**Requirement:** Lines in the material below that include "JSON" need to be tallied; give the total alone.

**Listed entries:**
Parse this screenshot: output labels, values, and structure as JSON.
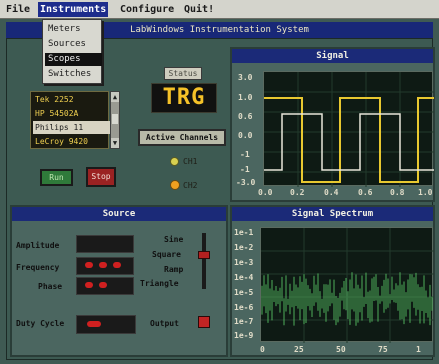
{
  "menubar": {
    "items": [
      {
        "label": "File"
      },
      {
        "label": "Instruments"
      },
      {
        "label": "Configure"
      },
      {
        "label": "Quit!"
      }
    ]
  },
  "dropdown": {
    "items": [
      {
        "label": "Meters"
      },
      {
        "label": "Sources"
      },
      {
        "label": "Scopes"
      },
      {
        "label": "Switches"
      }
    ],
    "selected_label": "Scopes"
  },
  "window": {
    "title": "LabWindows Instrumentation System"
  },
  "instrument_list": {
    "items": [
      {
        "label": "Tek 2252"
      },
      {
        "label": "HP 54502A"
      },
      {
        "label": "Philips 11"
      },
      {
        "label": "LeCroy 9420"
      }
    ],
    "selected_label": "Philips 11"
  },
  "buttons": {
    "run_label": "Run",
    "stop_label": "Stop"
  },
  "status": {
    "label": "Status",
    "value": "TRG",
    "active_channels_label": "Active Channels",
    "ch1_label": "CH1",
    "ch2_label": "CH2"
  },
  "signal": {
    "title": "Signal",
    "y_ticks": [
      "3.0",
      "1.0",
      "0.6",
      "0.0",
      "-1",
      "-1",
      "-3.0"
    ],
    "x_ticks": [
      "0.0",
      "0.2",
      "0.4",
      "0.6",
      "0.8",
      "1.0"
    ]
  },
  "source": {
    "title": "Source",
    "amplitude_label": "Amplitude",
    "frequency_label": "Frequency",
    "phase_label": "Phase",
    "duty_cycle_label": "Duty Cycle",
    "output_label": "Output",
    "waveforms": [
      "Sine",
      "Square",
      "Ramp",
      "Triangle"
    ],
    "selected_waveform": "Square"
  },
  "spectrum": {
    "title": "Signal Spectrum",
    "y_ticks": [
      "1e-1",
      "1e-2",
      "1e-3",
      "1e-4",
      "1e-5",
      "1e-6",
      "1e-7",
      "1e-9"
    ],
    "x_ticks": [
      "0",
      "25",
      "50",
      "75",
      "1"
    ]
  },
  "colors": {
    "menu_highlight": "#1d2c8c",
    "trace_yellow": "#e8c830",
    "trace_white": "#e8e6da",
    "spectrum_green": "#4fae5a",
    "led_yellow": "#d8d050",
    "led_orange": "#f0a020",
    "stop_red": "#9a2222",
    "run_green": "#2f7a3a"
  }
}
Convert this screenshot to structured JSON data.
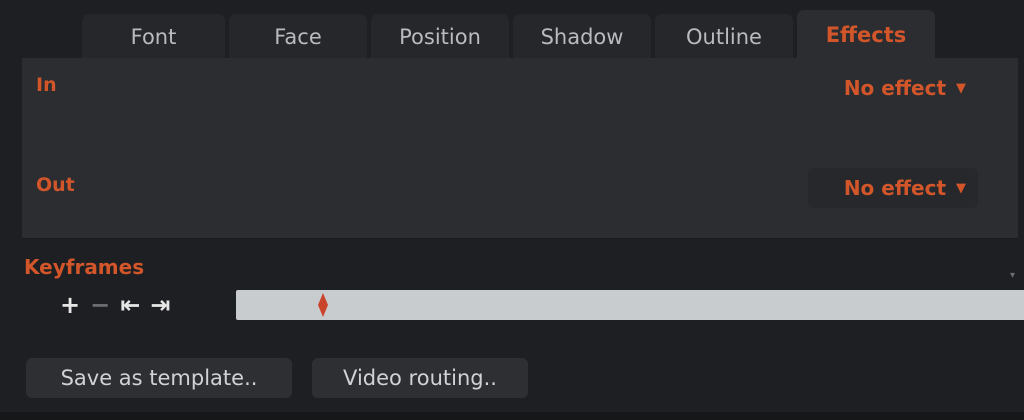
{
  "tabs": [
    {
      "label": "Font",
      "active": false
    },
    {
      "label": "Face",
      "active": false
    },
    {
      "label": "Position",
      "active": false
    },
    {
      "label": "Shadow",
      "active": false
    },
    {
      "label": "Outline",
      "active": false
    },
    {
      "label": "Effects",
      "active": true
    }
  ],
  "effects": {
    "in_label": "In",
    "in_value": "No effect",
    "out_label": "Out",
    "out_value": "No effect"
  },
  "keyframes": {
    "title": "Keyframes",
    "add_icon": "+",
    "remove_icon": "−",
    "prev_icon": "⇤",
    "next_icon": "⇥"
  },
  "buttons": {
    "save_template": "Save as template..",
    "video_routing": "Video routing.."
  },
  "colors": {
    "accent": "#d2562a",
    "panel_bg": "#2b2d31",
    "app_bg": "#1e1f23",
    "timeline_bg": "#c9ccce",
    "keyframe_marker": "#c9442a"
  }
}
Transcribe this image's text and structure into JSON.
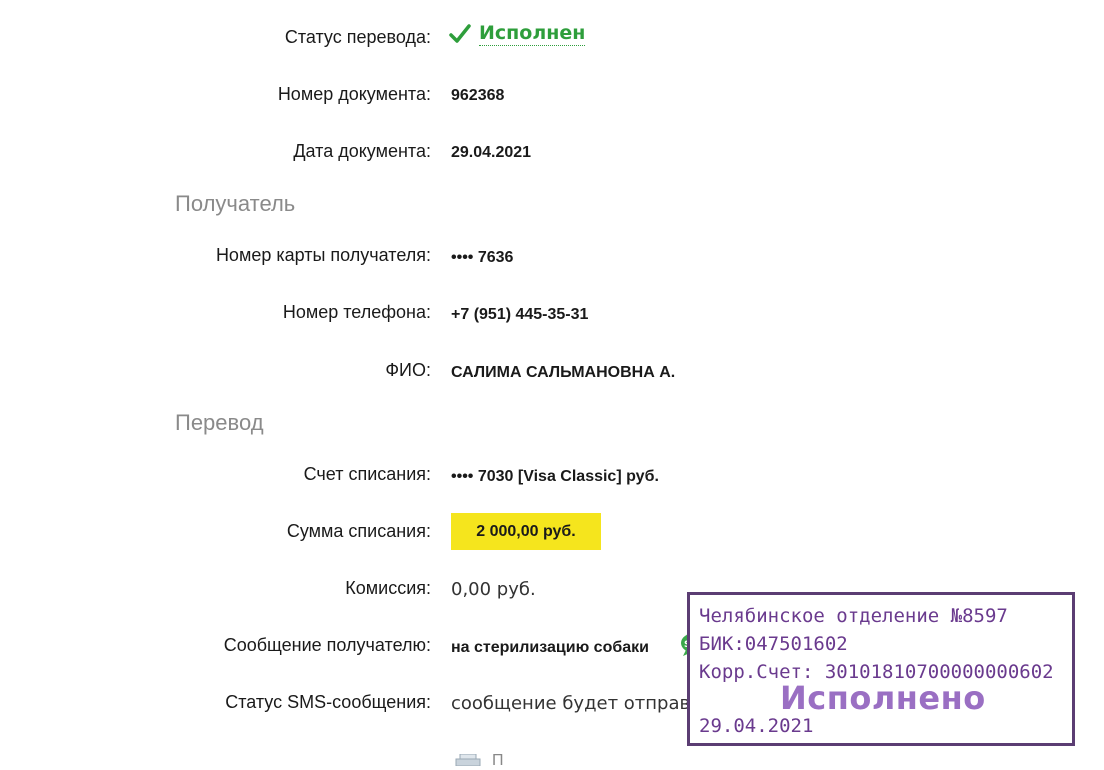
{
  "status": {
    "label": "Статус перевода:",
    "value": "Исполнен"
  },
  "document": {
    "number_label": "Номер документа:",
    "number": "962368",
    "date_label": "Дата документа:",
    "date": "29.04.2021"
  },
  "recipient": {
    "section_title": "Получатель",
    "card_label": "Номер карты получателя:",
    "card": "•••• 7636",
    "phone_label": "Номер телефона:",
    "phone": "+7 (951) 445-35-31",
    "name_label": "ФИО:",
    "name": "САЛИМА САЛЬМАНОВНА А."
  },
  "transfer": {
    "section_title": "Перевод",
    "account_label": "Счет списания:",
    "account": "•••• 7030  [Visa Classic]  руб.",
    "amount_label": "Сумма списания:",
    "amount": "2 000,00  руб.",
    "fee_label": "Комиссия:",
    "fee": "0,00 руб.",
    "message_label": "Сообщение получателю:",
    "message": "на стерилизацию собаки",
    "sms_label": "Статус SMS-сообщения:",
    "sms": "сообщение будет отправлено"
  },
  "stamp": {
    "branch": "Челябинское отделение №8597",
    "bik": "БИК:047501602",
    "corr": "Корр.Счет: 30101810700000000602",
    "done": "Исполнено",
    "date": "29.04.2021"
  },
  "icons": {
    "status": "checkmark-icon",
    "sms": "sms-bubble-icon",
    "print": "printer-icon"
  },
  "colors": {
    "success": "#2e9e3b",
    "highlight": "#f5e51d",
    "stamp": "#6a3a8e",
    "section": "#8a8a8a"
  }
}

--

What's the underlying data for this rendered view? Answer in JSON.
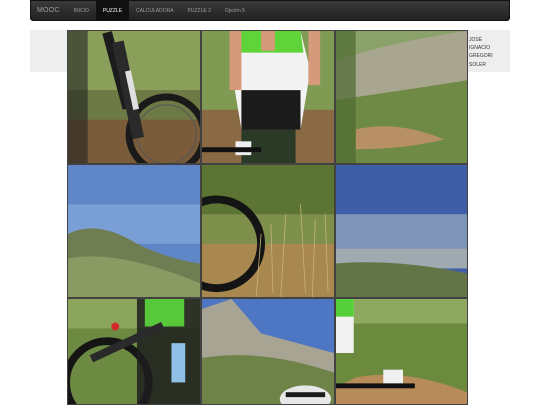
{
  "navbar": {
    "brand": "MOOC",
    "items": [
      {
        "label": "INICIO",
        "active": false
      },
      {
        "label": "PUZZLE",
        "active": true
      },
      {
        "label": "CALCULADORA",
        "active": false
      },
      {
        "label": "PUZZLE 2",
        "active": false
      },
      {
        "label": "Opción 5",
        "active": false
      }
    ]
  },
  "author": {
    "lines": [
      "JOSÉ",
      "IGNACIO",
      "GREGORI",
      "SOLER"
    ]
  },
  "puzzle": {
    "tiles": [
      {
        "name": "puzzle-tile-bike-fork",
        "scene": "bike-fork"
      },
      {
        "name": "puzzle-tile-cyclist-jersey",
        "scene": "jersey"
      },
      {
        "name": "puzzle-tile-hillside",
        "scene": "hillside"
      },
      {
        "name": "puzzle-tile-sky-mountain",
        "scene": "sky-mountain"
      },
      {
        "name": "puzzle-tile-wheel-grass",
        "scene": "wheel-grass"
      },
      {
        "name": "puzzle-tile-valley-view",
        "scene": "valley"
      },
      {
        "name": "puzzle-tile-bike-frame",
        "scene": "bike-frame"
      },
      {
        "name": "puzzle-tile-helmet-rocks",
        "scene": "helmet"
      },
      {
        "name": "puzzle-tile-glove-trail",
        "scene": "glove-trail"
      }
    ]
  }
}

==

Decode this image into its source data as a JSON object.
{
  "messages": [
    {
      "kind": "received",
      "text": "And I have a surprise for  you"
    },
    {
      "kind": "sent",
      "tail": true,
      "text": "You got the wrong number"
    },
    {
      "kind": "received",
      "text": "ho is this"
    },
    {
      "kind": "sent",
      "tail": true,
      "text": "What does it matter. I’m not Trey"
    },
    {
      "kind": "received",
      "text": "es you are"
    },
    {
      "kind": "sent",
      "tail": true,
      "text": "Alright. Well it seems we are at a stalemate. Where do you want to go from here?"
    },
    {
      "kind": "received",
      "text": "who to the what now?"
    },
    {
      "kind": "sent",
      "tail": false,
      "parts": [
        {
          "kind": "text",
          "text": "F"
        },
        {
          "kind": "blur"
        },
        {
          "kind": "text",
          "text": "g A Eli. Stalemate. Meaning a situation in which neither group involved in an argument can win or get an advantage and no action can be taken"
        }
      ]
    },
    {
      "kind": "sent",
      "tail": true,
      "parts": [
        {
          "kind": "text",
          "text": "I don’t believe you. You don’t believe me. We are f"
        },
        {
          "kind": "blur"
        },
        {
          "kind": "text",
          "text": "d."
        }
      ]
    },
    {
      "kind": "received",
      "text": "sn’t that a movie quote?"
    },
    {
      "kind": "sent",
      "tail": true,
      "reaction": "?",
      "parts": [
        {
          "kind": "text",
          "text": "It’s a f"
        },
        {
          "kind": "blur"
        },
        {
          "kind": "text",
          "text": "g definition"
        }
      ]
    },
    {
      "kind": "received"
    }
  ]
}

**Response to this task:** 5